(Data supplied)

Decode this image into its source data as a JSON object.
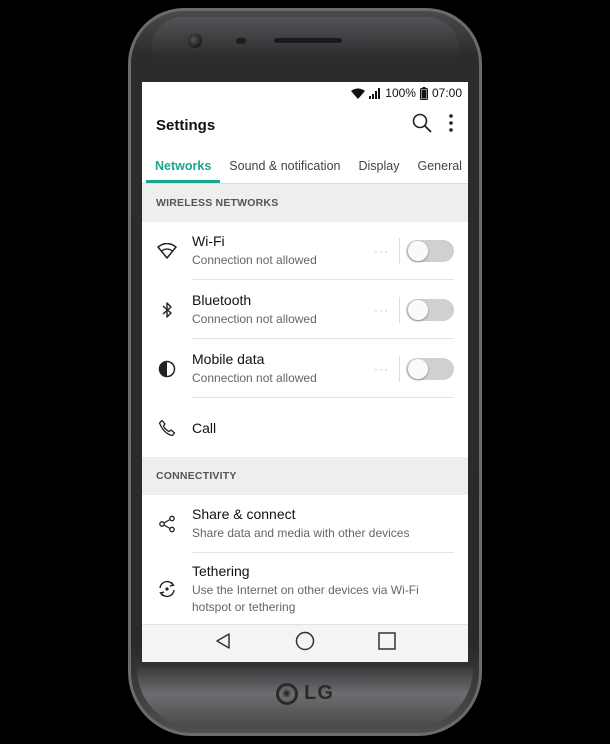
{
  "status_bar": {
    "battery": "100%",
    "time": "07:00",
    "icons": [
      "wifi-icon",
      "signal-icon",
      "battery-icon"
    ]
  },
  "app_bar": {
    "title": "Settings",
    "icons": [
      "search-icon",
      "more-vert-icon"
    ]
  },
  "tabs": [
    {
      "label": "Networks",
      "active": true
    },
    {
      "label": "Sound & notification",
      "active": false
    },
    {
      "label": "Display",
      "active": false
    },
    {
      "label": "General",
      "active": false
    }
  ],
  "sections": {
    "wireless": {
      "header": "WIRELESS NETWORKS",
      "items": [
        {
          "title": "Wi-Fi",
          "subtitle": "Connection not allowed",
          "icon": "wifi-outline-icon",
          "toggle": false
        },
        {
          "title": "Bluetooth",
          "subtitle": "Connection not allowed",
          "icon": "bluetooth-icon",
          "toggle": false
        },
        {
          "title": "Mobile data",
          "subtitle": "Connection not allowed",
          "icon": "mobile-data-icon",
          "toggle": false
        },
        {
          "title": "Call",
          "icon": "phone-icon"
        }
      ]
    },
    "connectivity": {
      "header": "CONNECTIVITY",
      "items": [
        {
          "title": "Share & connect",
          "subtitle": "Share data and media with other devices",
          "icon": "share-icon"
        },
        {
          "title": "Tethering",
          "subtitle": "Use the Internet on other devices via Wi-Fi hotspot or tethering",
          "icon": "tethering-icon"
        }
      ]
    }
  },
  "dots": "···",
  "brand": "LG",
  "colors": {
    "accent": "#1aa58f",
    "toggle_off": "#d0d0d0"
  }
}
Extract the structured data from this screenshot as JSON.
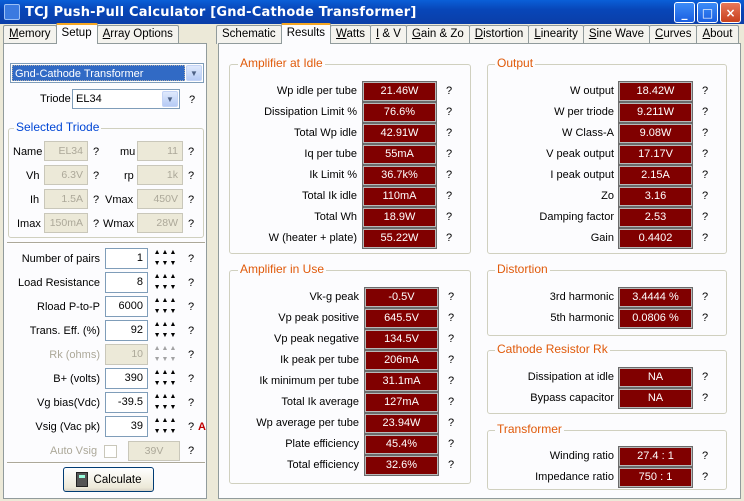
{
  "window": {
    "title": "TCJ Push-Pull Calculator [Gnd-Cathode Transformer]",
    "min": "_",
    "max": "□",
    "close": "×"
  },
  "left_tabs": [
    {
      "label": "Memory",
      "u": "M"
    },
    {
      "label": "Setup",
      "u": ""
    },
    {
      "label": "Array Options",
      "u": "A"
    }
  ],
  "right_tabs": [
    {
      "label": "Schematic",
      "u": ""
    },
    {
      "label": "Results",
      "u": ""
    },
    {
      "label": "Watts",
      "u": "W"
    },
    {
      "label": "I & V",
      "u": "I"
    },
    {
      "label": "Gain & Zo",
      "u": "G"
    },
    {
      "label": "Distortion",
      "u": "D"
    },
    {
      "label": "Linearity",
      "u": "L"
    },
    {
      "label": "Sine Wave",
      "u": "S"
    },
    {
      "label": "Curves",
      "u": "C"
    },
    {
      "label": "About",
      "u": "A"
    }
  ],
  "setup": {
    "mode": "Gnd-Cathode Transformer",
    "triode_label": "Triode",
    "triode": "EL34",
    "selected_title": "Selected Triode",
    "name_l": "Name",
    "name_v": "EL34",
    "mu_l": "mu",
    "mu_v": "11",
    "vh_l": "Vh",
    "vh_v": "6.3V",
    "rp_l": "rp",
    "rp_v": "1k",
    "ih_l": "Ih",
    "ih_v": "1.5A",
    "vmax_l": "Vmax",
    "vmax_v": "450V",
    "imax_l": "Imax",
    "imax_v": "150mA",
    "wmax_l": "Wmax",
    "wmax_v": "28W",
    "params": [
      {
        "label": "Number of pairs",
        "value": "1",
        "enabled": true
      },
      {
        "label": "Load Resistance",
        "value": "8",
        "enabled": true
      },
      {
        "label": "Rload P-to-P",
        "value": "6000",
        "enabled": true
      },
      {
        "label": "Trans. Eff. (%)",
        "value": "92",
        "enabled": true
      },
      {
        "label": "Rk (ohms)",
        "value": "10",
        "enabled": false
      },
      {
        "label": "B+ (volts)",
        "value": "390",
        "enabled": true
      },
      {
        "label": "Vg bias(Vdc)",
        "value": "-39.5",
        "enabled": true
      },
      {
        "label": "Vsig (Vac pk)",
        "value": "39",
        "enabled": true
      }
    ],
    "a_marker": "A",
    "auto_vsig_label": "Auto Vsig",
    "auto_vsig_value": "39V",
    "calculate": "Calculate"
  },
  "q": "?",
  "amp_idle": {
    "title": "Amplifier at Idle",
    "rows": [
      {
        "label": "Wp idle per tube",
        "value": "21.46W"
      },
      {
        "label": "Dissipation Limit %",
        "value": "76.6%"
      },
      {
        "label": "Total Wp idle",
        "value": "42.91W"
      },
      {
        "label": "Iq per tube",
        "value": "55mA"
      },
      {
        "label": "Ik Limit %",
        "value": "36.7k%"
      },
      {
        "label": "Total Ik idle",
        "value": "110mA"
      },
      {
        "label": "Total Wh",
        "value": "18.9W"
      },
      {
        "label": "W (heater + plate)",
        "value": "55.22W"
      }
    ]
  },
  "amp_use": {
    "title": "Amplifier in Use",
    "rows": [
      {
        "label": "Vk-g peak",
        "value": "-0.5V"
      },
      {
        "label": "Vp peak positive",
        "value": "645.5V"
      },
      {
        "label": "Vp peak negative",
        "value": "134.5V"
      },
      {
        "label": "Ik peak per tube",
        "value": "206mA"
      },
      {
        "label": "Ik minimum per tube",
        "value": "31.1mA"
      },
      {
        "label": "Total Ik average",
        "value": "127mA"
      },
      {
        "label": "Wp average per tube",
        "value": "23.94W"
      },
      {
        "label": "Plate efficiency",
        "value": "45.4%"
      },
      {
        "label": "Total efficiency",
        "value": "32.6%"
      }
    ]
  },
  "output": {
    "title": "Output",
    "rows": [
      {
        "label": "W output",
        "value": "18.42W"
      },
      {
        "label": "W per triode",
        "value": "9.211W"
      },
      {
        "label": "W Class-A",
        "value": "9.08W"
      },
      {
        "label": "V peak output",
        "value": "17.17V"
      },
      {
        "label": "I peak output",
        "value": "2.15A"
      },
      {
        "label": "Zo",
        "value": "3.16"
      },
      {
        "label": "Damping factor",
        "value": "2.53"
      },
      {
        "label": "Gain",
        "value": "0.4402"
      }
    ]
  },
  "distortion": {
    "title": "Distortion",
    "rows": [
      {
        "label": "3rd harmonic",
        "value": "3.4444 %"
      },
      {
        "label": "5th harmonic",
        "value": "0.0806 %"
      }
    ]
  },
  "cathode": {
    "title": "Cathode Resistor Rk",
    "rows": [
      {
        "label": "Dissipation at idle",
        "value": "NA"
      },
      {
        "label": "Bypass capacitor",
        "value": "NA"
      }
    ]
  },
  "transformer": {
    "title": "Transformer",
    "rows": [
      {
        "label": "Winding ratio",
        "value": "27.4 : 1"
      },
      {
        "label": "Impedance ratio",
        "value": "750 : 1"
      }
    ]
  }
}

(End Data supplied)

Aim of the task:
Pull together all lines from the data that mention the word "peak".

Solved problem:
        "label": "Vk-g peak",
        "label": "Vp peak positive",
        "label": "Vp peak negative",
        "label": "Ik peak per tube",
        "label": "V peak output",
        "label": "I peak output",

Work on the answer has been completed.